_TASK DESCRIPTION_. Every line of the records below that has the word "dislikes" should be copied.
★ ★ ★
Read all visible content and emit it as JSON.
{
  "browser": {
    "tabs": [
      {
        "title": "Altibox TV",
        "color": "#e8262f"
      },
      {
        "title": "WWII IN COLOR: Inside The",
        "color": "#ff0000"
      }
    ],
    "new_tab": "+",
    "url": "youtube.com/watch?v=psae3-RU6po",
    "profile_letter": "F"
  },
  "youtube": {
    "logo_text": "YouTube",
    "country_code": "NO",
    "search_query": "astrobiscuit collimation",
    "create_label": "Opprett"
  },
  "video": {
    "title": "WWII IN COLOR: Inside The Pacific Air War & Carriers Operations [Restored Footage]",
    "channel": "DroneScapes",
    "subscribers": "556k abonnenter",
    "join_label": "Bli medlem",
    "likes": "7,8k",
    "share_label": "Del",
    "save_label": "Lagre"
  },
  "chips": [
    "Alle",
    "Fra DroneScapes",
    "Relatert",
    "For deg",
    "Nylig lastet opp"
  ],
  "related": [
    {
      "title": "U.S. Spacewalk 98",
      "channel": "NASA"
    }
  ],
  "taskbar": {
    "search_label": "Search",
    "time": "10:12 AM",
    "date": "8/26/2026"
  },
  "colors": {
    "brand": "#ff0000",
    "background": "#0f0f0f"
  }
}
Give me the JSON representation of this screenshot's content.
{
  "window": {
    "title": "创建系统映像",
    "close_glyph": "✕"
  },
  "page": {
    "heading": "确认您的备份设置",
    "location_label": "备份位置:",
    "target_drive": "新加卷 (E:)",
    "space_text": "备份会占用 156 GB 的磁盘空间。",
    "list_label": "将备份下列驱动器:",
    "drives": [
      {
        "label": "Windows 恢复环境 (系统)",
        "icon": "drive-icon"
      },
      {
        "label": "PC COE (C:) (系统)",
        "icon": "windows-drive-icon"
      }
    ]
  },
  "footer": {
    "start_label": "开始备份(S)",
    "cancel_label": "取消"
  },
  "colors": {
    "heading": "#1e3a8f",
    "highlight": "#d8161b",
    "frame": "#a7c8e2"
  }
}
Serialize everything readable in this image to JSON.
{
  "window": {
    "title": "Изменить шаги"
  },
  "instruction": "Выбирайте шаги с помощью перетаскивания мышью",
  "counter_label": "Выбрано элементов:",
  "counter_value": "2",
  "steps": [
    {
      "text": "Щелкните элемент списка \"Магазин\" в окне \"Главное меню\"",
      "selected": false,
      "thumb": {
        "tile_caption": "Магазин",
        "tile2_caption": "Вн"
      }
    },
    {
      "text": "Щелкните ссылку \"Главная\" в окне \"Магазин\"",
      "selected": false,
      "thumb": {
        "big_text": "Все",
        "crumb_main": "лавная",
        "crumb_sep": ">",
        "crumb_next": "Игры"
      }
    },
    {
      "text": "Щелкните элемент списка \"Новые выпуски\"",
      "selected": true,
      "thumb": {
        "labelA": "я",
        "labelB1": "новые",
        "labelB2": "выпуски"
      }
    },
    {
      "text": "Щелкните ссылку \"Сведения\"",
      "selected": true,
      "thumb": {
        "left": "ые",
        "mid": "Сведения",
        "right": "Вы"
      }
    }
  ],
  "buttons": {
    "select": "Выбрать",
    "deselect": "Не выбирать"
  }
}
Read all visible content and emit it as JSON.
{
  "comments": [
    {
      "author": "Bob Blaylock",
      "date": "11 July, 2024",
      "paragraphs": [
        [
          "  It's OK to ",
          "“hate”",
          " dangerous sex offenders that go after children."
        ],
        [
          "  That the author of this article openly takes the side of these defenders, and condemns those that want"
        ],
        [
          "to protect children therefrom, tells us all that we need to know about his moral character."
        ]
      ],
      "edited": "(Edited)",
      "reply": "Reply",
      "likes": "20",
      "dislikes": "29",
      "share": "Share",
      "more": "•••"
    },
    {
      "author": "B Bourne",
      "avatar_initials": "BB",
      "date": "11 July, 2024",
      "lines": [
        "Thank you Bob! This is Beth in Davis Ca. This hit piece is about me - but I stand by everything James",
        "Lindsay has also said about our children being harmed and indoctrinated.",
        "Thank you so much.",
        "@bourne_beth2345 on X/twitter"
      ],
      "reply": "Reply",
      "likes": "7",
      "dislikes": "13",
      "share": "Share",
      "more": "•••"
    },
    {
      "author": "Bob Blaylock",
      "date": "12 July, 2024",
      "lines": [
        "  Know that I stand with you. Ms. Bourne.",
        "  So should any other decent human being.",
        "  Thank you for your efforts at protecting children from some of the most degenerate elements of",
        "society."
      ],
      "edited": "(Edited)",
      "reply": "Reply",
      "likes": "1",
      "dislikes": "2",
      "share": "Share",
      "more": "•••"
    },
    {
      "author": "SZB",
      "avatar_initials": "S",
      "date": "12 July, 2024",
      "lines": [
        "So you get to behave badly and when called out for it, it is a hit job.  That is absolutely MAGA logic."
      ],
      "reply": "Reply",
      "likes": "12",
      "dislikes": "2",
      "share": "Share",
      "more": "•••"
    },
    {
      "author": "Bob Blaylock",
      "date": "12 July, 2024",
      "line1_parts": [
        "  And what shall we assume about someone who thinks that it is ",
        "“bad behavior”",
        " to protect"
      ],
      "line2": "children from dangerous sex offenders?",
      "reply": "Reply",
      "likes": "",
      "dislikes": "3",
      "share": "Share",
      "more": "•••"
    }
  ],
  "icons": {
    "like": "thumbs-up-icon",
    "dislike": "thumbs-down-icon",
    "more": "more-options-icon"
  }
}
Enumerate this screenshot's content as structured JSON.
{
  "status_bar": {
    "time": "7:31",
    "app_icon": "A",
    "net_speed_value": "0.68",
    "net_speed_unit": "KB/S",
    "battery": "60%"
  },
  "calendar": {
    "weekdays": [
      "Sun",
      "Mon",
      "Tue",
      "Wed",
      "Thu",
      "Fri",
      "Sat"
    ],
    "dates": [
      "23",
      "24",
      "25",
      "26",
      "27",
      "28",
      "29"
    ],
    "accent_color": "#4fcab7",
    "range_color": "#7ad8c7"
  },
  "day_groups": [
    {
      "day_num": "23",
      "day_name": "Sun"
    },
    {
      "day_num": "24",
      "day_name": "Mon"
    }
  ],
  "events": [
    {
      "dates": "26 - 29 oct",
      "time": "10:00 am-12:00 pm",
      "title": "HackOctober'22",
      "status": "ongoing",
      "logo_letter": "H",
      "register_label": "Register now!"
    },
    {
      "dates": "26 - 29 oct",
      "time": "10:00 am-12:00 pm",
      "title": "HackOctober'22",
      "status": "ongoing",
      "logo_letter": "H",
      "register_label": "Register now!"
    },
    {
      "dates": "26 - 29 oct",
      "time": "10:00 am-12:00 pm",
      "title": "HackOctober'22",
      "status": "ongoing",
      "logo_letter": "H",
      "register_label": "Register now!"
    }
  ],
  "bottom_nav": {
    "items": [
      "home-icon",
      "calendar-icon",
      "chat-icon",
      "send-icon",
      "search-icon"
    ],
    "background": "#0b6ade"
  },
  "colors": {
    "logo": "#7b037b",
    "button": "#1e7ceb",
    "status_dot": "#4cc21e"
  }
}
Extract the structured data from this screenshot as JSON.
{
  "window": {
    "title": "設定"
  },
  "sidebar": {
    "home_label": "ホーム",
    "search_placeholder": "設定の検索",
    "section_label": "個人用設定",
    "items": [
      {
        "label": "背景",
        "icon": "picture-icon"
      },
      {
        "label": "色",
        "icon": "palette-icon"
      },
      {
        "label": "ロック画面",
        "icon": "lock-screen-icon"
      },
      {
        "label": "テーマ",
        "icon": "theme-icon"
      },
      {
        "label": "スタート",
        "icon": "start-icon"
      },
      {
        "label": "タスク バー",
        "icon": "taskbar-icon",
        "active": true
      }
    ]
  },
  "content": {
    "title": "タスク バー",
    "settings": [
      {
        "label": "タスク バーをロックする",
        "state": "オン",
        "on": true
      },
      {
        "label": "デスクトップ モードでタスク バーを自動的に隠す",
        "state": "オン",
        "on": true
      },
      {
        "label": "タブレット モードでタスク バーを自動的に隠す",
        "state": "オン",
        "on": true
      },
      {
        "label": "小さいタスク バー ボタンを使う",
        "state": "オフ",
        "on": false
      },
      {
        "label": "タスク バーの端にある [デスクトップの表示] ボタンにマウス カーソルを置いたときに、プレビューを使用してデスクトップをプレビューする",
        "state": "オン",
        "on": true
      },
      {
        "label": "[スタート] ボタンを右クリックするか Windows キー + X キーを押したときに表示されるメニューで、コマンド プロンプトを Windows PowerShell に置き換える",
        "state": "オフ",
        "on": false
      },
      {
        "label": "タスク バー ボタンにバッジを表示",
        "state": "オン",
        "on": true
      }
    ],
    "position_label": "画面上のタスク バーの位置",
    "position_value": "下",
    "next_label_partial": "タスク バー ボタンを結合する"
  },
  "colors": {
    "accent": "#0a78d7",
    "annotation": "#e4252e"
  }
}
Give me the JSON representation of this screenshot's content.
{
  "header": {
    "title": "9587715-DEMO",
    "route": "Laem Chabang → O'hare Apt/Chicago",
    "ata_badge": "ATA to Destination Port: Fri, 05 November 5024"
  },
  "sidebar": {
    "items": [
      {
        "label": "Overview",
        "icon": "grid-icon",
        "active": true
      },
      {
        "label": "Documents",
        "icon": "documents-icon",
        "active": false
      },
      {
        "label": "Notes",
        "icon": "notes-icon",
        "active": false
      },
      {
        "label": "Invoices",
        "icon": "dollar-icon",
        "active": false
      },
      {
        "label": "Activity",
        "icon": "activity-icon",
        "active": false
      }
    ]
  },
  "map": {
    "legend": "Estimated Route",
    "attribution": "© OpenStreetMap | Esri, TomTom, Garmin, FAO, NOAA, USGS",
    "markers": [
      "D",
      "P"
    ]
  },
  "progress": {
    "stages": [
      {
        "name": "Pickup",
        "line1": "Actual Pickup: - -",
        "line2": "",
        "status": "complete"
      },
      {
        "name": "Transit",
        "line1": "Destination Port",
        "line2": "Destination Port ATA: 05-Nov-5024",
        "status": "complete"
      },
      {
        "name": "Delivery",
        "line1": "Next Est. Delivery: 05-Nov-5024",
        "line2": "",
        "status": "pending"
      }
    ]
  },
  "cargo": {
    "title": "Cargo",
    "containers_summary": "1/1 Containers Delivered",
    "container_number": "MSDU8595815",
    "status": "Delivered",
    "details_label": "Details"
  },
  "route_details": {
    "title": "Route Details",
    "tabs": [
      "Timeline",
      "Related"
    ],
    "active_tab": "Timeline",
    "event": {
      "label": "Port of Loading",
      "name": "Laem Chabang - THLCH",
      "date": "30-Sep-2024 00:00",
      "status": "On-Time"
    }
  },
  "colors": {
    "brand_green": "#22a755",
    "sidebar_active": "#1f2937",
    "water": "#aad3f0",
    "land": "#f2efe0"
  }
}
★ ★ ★
_RESULT OF THE EXERCISE_.
      "dislikes": "29",
      "dislikes": "13",
      "dislikes": "2",
      "dislikes": "2",
      "dislikes": "3",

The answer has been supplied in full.